■ WHAT TO DO: For the data below, tally how many lines contain "date" and answer only with that tally.

(Recorded data)
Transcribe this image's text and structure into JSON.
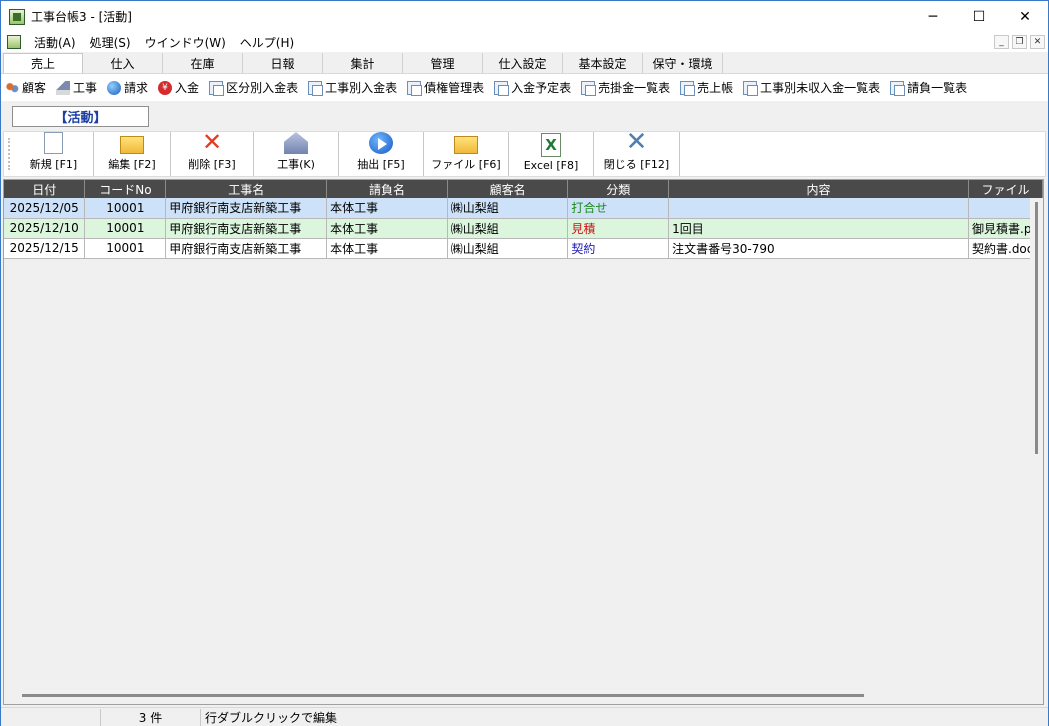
{
  "window": {
    "title": "工事台帳3 - [活動]",
    "minimize": "─",
    "maximize": "☐",
    "close": "✕"
  },
  "menu": [
    {
      "label": "活動(A)"
    },
    {
      "label": "処理(S)"
    },
    {
      "label": "ウインドウ(W)"
    },
    {
      "label": "ヘルプ(H)"
    }
  ],
  "mdi_controls": {
    "minimize": "_",
    "restore": "❐",
    "close": "✕"
  },
  "tabs": [
    {
      "label": "売上"
    },
    {
      "label": "仕入"
    },
    {
      "label": "在庫"
    },
    {
      "label": "日報"
    },
    {
      "label": "集計"
    },
    {
      "label": "管理"
    },
    {
      "label": "仕入設定"
    },
    {
      "label": "基本設定"
    },
    {
      "label": "保守・環境"
    }
  ],
  "subtoolbar": [
    {
      "label": "顧客",
      "icon": "people-icon"
    },
    {
      "label": "工事",
      "icon": "house-icon"
    },
    {
      "label": "請求",
      "icon": "globe-icon"
    },
    {
      "label": "入金",
      "icon": "yen-icon"
    },
    {
      "label": "区分別入金表",
      "icon": "document-icon"
    },
    {
      "label": "工事別入金表",
      "icon": "document-icon"
    },
    {
      "label": "債権管理表",
      "icon": "document-icon"
    },
    {
      "label": "入金予定表",
      "icon": "document-icon"
    },
    {
      "label": "売掛金一覧表",
      "icon": "document-icon"
    },
    {
      "label": "売上帳",
      "icon": "document-icon"
    },
    {
      "label": "工事別未収入金一覧表",
      "icon": "document-icon"
    },
    {
      "label": "請負一覧表",
      "icon": "document-icon"
    }
  ],
  "heading": "【活動】",
  "toolbar": {
    "new": "新規 [F1]",
    "edit": "編集 [F2]",
    "delete": "削除 [F3]",
    "project": "工事(K)",
    "extract": "抽出 [F5]",
    "file": "ファイル [F6]",
    "excel": "Excel [F8]",
    "close": "閉じる [F12]",
    "excel_glyph": "X"
  },
  "grid": {
    "columns": [
      "日付",
      "コードNo",
      "工事名",
      "請負名",
      "顧客名",
      "分類",
      "内容",
      "ファイル"
    ],
    "rows": [
      {
        "date": "2025/12/05",
        "code": "10001",
        "project": "甲府銀行南支店新築工事",
        "contract": "本体工事",
        "customer": "㈱山梨組",
        "category": "打合せ",
        "category_color": "#1a8a1a",
        "content": "",
        "file": ""
      },
      {
        "date": "2025/12/10",
        "code": "10001",
        "project": "甲府銀行南支店新築工事",
        "contract": "本体工事",
        "customer": "㈱山梨組",
        "category": "見積",
        "category_color": "#c81414",
        "content": "1回目",
        "file": "御見積書.p"
      },
      {
        "date": "2025/12/15",
        "code": "10001",
        "project": "甲府銀行南支店新築工事",
        "contract": "本体工事",
        "customer": "㈱山梨組",
        "category": "契約",
        "category_color": "#1c1cb8",
        "content": "注文書番号30-790",
        "file": "契約書.doc"
      }
    ]
  },
  "status": {
    "count": "3 件",
    "hint": "行ダブルクリックで編集"
  }
}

■ ANSWER TO THIS TASK: 3